§ EXERCISE GOAL
The job is to find each line in the entries holding the string "placeholder" and copy that line.

§ RECORDS SUPPLIED
-------

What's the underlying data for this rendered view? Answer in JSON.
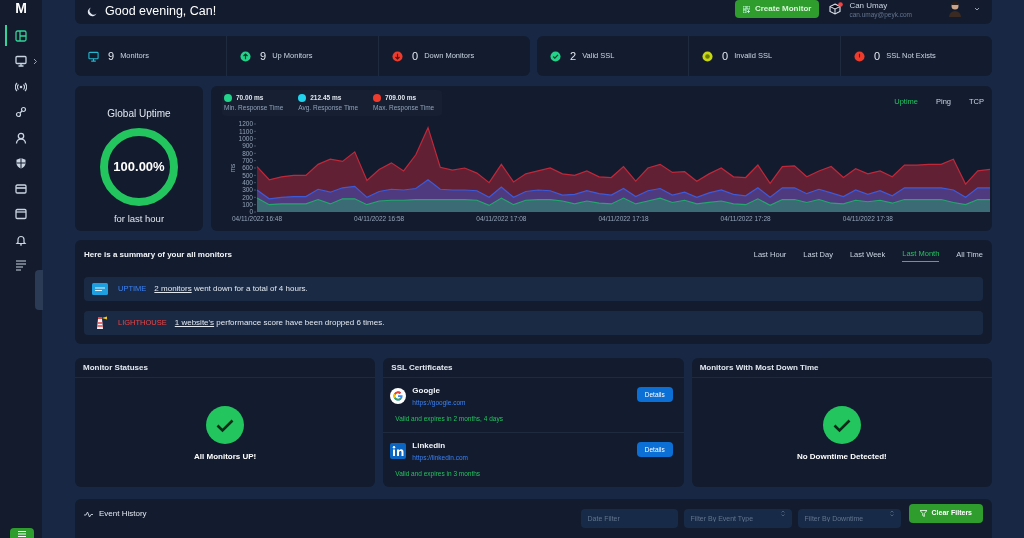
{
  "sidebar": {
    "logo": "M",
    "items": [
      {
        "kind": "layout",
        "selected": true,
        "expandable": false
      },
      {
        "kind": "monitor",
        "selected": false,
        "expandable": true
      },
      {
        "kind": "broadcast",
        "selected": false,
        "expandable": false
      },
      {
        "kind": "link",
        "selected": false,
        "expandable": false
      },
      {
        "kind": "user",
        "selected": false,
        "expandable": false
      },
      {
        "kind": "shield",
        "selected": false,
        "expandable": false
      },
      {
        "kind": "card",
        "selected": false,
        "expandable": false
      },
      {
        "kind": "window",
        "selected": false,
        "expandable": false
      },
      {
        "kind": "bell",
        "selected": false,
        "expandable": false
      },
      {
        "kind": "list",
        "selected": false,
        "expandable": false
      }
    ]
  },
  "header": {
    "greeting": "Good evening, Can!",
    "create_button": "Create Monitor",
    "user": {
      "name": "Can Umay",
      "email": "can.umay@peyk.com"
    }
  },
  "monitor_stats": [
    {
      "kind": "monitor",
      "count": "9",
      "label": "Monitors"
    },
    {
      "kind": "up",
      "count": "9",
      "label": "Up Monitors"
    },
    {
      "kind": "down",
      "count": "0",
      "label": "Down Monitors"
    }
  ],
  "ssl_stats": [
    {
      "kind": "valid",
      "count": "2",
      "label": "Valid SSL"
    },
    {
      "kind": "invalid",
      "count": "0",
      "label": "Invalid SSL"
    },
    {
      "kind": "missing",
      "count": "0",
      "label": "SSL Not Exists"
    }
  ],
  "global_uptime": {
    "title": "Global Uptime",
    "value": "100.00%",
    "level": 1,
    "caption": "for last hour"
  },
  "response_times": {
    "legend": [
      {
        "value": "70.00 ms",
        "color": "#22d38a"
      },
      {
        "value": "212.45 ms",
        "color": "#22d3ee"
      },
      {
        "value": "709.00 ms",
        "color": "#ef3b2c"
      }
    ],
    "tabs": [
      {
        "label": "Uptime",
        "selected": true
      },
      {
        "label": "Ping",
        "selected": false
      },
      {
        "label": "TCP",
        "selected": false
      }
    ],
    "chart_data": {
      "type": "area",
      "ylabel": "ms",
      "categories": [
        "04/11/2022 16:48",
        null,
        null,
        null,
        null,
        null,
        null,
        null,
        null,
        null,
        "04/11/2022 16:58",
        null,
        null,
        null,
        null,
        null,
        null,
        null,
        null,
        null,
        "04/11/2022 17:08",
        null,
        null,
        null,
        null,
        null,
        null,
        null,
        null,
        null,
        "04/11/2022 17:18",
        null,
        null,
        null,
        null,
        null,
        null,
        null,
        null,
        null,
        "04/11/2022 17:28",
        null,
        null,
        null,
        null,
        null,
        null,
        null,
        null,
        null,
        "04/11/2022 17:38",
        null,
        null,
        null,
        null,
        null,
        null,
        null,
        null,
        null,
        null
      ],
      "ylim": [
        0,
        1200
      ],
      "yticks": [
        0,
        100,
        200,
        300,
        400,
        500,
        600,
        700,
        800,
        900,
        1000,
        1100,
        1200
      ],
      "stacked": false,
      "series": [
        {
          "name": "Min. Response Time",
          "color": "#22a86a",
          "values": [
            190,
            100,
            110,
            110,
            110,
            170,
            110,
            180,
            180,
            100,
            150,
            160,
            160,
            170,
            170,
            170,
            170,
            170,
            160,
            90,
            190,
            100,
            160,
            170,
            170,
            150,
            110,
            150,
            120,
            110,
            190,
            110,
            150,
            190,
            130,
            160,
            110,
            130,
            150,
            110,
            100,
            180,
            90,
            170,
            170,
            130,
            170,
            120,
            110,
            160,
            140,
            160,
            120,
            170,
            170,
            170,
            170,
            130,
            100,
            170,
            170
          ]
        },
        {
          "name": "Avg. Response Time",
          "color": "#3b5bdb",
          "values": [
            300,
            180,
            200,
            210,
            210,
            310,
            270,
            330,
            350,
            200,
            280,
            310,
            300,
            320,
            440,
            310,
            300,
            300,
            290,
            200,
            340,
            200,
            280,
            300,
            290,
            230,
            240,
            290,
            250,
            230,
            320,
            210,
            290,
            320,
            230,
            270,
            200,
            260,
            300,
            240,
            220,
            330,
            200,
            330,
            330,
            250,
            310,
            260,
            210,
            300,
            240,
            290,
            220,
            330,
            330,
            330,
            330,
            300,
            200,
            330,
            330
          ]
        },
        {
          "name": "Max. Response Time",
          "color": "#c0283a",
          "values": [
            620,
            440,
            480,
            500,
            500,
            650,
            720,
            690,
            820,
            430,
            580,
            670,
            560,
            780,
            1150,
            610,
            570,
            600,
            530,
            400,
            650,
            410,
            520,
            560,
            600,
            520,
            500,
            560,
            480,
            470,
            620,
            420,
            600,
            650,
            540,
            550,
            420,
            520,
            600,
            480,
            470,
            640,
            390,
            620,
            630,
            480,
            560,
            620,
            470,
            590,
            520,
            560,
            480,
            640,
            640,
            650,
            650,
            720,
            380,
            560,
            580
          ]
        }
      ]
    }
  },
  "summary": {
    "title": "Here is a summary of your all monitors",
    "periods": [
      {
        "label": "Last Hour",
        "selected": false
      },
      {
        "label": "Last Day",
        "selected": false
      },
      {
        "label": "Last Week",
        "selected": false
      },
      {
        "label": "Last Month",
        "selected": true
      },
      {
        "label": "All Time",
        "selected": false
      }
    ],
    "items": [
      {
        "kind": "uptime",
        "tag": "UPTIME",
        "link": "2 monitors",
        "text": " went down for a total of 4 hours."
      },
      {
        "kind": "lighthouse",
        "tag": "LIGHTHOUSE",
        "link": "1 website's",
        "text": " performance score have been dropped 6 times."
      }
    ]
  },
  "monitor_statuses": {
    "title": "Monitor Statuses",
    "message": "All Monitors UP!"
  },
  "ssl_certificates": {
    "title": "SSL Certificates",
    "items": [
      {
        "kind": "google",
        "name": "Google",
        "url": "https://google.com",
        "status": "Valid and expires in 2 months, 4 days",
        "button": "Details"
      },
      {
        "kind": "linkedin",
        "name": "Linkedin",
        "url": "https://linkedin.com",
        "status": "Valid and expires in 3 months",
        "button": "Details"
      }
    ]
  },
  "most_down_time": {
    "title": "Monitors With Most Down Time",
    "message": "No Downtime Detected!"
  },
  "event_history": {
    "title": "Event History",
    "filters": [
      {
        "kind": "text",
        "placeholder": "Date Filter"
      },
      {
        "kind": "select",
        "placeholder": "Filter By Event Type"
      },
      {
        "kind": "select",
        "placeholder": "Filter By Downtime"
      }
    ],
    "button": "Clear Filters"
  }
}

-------

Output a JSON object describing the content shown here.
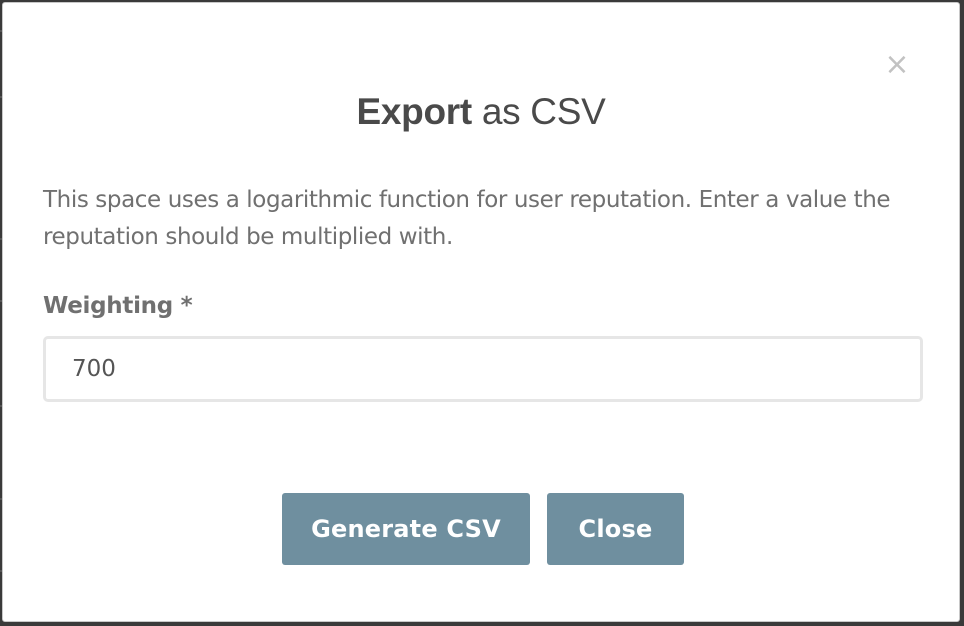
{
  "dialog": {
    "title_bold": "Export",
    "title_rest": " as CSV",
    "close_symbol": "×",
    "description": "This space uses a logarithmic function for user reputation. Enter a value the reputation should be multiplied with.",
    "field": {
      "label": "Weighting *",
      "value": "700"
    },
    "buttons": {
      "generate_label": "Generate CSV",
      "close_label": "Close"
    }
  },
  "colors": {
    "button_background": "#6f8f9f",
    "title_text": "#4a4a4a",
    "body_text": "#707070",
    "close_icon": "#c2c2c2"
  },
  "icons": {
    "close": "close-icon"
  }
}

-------

§ ANSWER TO THE EXERCISE
        "placeholder": "Date Filter"
        "placeholder": "Filter By Event Type"
        "placeholder": "Filter By Downtime"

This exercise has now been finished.